Finally! Some trail riding in this year’s weeklong East Coast Greenway ride.
And note to the rest of South Carolina: A bicycle trail doesn’t have to be super fancy.
We rode for many miles today along the Waccamaw Neck Bikeway. Sometimes it was parallel to Highway 17, hidden in the woods with some nice curves but certainly not out of hearing range (and sometimes eyesight) of all that traffic. At some points, it turned narrow and bumpy because of tree roots pushing up. While that just slows down cyclists, it does make that portion unsuitable for those in wheelchairs. And, given the area, golf carts too.

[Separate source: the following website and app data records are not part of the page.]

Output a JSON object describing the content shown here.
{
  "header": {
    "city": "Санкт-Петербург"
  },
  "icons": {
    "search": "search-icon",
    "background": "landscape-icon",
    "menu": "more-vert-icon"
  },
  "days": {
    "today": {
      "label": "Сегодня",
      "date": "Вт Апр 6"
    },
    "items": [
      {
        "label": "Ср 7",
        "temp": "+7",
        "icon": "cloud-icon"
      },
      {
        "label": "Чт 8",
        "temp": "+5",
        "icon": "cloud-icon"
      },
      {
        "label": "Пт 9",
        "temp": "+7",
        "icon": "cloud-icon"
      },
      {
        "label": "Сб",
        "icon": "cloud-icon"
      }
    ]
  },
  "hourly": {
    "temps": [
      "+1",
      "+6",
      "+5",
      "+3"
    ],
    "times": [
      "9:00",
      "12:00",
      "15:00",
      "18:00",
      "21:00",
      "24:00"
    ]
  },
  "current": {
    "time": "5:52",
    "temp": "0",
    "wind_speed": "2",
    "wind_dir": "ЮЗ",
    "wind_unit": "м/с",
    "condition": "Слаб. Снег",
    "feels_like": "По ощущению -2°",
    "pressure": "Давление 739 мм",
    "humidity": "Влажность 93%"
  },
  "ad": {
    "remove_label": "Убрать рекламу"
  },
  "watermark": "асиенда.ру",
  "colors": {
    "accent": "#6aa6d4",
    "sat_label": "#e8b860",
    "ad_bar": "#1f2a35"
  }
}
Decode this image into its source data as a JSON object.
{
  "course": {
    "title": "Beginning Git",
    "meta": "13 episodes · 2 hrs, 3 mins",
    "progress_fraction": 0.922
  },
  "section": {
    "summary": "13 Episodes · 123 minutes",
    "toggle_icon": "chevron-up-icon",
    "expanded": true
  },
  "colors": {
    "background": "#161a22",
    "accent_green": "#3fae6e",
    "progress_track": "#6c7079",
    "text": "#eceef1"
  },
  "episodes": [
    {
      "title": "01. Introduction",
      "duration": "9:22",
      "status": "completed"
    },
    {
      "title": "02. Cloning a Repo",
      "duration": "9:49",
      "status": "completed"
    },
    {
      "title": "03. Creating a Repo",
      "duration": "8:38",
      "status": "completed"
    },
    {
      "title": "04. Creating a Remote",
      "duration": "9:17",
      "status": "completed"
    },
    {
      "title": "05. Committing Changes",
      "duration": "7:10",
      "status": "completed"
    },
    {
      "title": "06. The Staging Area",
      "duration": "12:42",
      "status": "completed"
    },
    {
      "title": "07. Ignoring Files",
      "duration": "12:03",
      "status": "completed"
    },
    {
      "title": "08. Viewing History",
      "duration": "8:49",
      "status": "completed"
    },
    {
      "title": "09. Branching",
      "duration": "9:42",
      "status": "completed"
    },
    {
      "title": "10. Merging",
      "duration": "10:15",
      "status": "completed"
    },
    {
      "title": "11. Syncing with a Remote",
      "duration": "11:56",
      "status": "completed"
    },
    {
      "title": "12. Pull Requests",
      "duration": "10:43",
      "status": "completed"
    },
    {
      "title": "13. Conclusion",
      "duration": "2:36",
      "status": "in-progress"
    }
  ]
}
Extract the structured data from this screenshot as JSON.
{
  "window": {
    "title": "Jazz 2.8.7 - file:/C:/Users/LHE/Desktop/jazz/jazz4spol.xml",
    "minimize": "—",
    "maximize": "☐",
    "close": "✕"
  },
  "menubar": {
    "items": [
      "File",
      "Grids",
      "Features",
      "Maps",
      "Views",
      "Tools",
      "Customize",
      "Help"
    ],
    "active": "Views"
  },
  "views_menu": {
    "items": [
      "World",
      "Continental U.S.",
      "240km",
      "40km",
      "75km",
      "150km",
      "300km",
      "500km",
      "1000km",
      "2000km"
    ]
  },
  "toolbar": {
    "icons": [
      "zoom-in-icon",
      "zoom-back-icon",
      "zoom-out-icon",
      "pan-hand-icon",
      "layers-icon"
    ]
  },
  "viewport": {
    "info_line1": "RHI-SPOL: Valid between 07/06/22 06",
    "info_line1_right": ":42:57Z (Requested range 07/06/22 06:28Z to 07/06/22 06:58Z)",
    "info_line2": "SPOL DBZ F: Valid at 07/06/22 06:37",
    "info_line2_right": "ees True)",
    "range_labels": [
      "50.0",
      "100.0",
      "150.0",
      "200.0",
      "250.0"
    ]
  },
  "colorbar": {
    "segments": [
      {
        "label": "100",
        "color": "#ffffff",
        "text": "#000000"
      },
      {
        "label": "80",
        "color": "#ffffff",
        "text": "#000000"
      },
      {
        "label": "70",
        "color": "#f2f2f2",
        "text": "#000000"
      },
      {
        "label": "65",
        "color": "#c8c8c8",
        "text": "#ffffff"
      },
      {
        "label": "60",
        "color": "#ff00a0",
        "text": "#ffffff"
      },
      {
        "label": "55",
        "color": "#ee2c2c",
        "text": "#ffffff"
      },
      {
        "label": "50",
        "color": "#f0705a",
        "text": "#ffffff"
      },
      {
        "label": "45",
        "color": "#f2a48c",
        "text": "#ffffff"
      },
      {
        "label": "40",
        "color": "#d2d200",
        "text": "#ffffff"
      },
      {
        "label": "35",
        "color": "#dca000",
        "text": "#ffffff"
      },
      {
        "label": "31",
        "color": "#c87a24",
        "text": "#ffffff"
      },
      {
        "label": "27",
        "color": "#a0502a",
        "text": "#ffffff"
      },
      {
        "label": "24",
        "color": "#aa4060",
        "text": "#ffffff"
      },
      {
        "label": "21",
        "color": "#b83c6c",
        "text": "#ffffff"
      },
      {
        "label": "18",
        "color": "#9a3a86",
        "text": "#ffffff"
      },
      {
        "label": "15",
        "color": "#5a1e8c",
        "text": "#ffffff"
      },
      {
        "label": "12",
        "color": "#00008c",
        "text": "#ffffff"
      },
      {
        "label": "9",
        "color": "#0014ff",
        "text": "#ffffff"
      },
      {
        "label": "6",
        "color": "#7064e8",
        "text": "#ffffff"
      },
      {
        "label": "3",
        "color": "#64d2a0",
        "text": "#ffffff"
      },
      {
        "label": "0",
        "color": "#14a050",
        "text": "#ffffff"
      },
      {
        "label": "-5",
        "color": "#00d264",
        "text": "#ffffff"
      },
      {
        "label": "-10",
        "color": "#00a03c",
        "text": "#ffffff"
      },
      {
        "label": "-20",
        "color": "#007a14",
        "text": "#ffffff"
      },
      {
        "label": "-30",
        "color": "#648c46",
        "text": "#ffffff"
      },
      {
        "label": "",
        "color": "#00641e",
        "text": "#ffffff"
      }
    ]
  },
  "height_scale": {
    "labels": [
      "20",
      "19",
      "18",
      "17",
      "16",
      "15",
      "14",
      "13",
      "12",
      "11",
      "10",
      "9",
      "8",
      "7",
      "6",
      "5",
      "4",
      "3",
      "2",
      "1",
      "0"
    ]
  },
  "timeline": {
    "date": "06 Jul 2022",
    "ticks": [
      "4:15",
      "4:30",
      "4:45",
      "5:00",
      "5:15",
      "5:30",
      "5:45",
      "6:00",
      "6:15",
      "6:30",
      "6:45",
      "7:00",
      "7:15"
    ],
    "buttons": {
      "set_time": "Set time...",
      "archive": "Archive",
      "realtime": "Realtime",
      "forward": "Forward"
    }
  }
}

It made us think of where we’d ridden on Sunday and Monday where we had biked long stretches of busy roads with unused land just off to the side that could be turned into a simple trail/sidepath. And that would let workers without a car have a basic but safe way to get to work at all the strip malls we passed.
Given the good number of people biking on this trail on a Tuesday morning, I’d say this isn’t just some luxury. We called out “bikers up” more often than we have all week — shorthand for move over to the right so oncoming cyclists have half the trail to go by.
(Just wish there had been some signposting for the Brookgreen Gardens. One group found it and spent hours there.)
Other sections were along newer developments along golf courses — wide enough for getting to the neighboring golf course on your cart, if you desire. (We only saw someone using the trail in a golf cart at the beginning of this section.) While some might object to this use on a multi-use trail because of conflicts with cyclists, walkers and runners, I believe you have to be pragmatic. If those driving golf carts aren’t going to take to the road and their support is what gets politicians to build the trail, accept that reality. Better a trail than no trail.
One more nice thing about the Waccamaw Neck trail: it connected to the library, a shopping center, a middle school and an elementary school. Real destinations! So it was cool to hear a little boy at recess yell out “there’s a bike train” as we rode by. Maybe he rides his bike to school that way?
Just too bad it ends about 9 miles shy of Georgetown and forcing us to use a busy road. Supposedly the plan is to expand it all the way to the bridge leading into Georgetown and creating a 27-mile trail. Can’t happen soon enough! Only 14% of the East Coast Greenway in South Carolina is on trails, so there is plenty of room for improvement.